ULTRASONIC DETECTION OF THE INTRAVASCULAR FREE GAS PHASE IN RESEARCH ON DIVING
The article presents a unique atypical application of the sonography technique and a methodological description of the introduction of this technique to research. The Bayesian approach applied to validation of the Doppler method for intravascular detection of the free gas phase instead of typical statistical inference has been demonstrated in the article. It describes the place of this method in the diving research work conducted in the Polish Naval Academy without any detailed analysis of the results achieved in the studies on decompression supported by ultrasonic detection of the free gas phase in venous vessels. It is a commonly held opinion that Doppler ultrasonic detection of the intravascular free gas phase is not a procedure that can be particularly useful in decompression research. The main objection is that detection of the free gas phase in venous vessels is a weak function to predict the presence of the free gas phase in tissues and arterial blood, so this method is not suitable for assessing the risk of decompression. Only a few countries disagree with this commonly held view and use this method to assess the risk of decompression in decompression studies. France has introduced detection of the free gas phase in venous vessels for diving research and then, together with Canada, improved this method, and developed it to a standard form. Based on the published results of the Canadian research, the technique was evaluated at the Naval Academy using statistical methods. The Academy accepted and adopted the results of this research and started to use this method in its own research on decompression over 25 years ago and continues to use it to great effect.
Keywords:diving, decompression, decompression investigation
- Vol. 27 No. 2(106) (2020)
- Latest Articles
This work is licensed under a Creative Commons Attribution-NonCommercial-NoDerivatives 4.0 International License.
Open Access License
This journal provides immediate open access to its content under the Creative Commons BY 4.0 license.
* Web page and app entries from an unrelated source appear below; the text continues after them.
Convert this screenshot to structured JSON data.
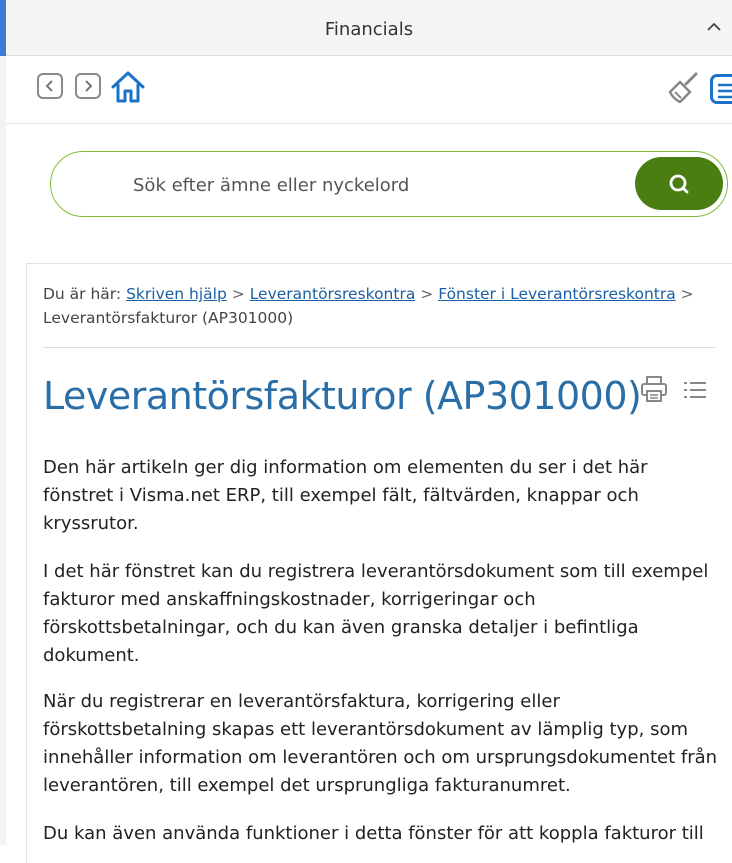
{
  "window": {
    "title": "Financials"
  },
  "search": {
    "placeholder": "Sök efter ämne eller nyckelord"
  },
  "breadcrumb": {
    "prefix": "Du är här:",
    "links": [
      "Skriven hjälp",
      "Leverantörsreskontra",
      "Fönster i Leverantörsreskontra"
    ],
    "separator": ">",
    "current": "Leverantörsfakturor (AP301000)"
  },
  "article": {
    "title": "Leverantörsfakturor (AP301000)",
    "paragraphs": [
      "Den här artikeln ger dig information om elementen du ser i det här fönstret i Visma.net ERP, till exempel fält, fältvärden, knappar och kryssrutor.",
      "I det här fönstret kan du registrera leverantörsdokument som till exempel fakturor med anskaffningskostnader, korrigeringar och förskottsbetalningar, och du kan även granska detaljer i befintliga dokument.",
      "När du registrerar en leverantörsfaktura, korrigering eller förskottsbetalning skapas ett leverantörsdokument av lämplig typ, som innehåller information om leverantören och om ursprungsdokumentet från leverantören, till exempel det ursprungliga fakturanumret.",
      "Du kan även använda funktioner i detta fönster för att koppla fakturor till"
    ]
  },
  "icons": {
    "back": "chevron-left-icon",
    "forward": "chevron-right-icon",
    "home": "home-icon",
    "broom": "broom-icon",
    "menu": "menu-icon",
    "search": "search-icon",
    "print": "print-icon",
    "toc": "list-icon"
  },
  "colors": {
    "accent": "#4a7d12",
    "search_border": "#7fbf3a",
    "title": "#2a6ea8",
    "link": "#1a5fa3",
    "home_icon": "#1a73c8"
  }
}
Authors who publish with this journal retain all copyrights and agree to the terms of the CC BY 4.0 license.